Opinion

What leaders can learn from the former American commander in Afghanistan

5 min read

25 April 2014

Skillsoft's Taavo Godtfredsen examines the business lessons we can learn from four star US Army General Stanley McChrystal.

For the last 15 years I’ve had the great privilege of interviewing and collaborating with hundreds of leading business authors and executives to get their insights on leadership. 

I relish the opportunity to uncover new insights and innovation and especially enjoy sharing what I have learned with leaders directly to help them become even more successful. General Stanley McChrystal did not disappoint. His cool head and comforting attitude was inspiring.

Stanley McChrystal was the US Army General who led the war effort in Afghanistan from 2009 to 2010. McChrystal is not a business leader, but what he had to say could not of been more relevant to business.

Interestingly, I am most often asked after one of my talks about which leader impressed me the most and why. It is a revealing question as it gets to an authenticity test. Does the leader’s public persona/perception match who they truly are because we hear how they can ‘leap tall buildings in a single bound’.

Before I explain why this leader surfaces to the top, I need to share the one question I believe gets to the essence of leadership. Drum roll. How does that leader make you feel?

It was a strange experience when I met the General, because if you try to build an image of somebody of McChrystal’s standing in your mind, you might imagine a stern, guarded man firing words like bullets. He is the exact opposite. 

Stan is approachable, even a little soft-spoken and puts everyone at ease around him. Compared to so many other leaders who make you feel fortunate just to be in their company, Stan makes you feel fortunate to be in yours.

He takes an immediate interest in not only what you do – but who you are. He doesn’t lob general questions to check a box. He asks follow up questions to learn more. When I reflect back on all of the leaders I have collaborated with, the great ones have tremendous humility; they are what Jim Collins describes as Level 5 Leaders.

One question I often ask leaders, as it reveals much about who they are, is to get their perspective on what matters most in leadership. In the case of Stan, I almost fell out of my interview seat with his response. Empathy. The last word I expected from a four-star general who is tough as nails. 

As he shared with me, it is as much about caring for those you lead as it is about getting perspective – stepping directly into the shoes of those you lead. In his words, “if you can’t understand what your subordinates’ mission is like, what their role requires, their daily life, it’s very difficult to… lead them”.

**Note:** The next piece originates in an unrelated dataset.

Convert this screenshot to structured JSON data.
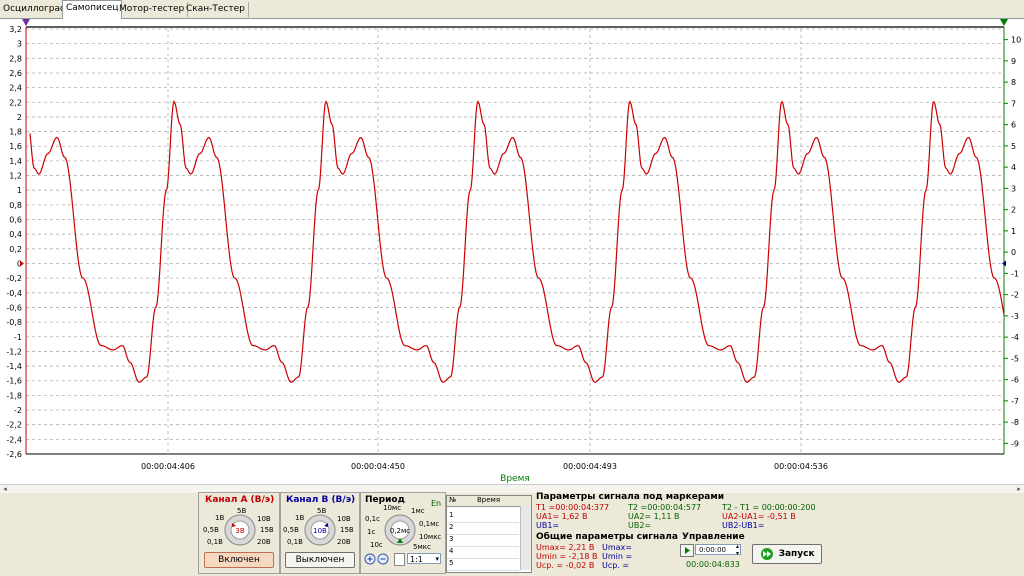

Frances Hesselbein, whom Peter Drucker declared as the greatest CEO he ever met, poignantly shared with me, “leadership is about how to be, not how to do.” When I work with a group of leaders, I facilitate their understanding of the being part of leadership by asking them to reflect on which manager (could be a coach, teacher or family member) had the biggest impact on their success. 

Once they visualise who this person is, we dig into the feeling question. I most often hear, they “made me feel…valued, special, empowered, unstoppable, important, etc…” The value of this exercise is putting the leaders in the shoes of being a follower and I quickly turn the tables on them by asking them to reflect on how their followers would answer this question about them. It creates a valuable tension – enabling leaders to think deeply about how they are being versus what they are doing and the true impact they are having on their followers.

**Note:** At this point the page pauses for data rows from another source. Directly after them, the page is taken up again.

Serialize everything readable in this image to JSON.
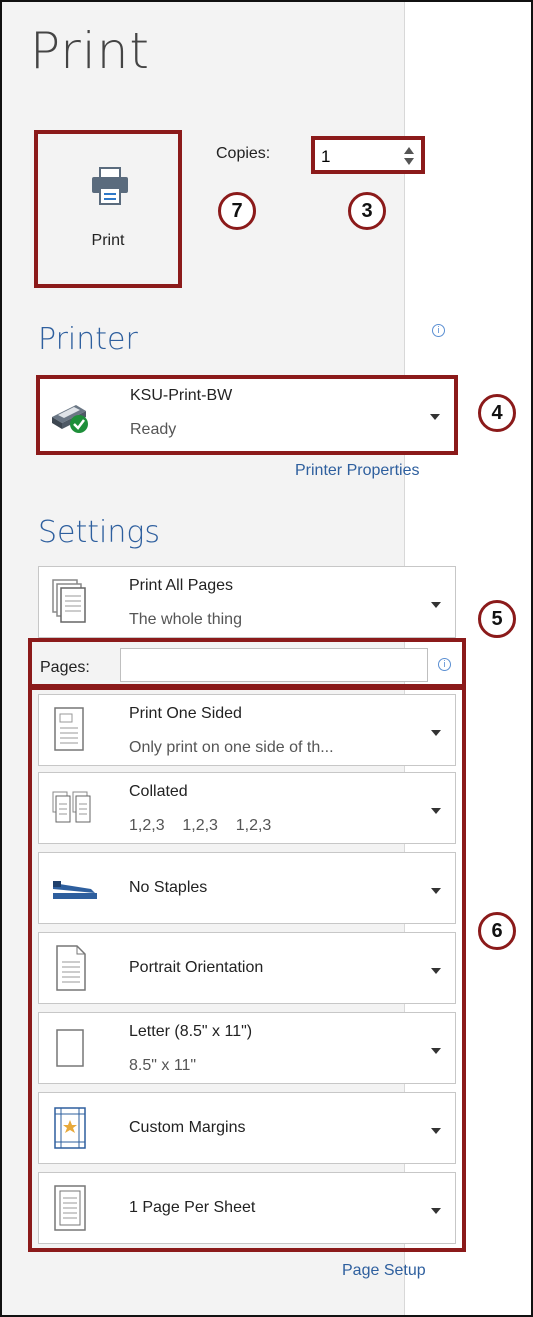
{
  "header": {
    "title": "Print"
  },
  "print_button": {
    "label": "Print",
    "icon": "printer-icon"
  },
  "copies": {
    "label": "Copies:",
    "value": "1"
  },
  "printer": {
    "section_title": "Printer",
    "name": "KSU-Print-BW",
    "status": "Ready",
    "properties_link": "Printer Properties"
  },
  "settings": {
    "section_title": "Settings",
    "pages_label": "Pages:",
    "pages_value": "",
    "options": [
      {
        "line1": "Print All Pages",
        "line2": "The whole thing",
        "icon": "all-pages-icon"
      },
      {
        "line1": "Print One Sided",
        "line2": "Only print on one side of th...",
        "icon": "one-sided-icon"
      },
      {
        "line1": "Collated",
        "line2": "1,2,3    1,2,3    1,2,3",
        "icon": "collated-icon"
      },
      {
        "line1": "No Staples",
        "line2": "",
        "icon": "stapler-icon"
      },
      {
        "line1": "Portrait Orientation",
        "line2": "",
        "icon": "portrait-icon"
      },
      {
        "line1": "Letter (8.5\" x 11\")",
        "line2": "8.5\" x 11\"",
        "icon": "letter-paper-icon"
      },
      {
        "line1": "Custom Margins",
        "line2": "",
        "icon": "margins-icon"
      },
      {
        "line1": "1 Page Per Sheet",
        "line2": "",
        "icon": "page-per-sheet-icon"
      }
    ],
    "page_setup_link": "Page Setup"
  },
  "callouts": [
    "7",
    "3",
    "4",
    "5",
    "6"
  ],
  "colors": {
    "accent_red": "#8b1a1a",
    "link_blue": "#2e5f9e",
    "status_green": "#1e8f3a"
  }
}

If we make the effort to see the world through the eyes of those we lead, we will be much better placed to understand the true reality of our situation and make better decisions. Whether on the battlefield or in the office, that understanding is something a great leader cannot go without.

By Taavo Godtfredsen of Skillsoft

Image sourceU.S. Army Sgt. David E. Alvarado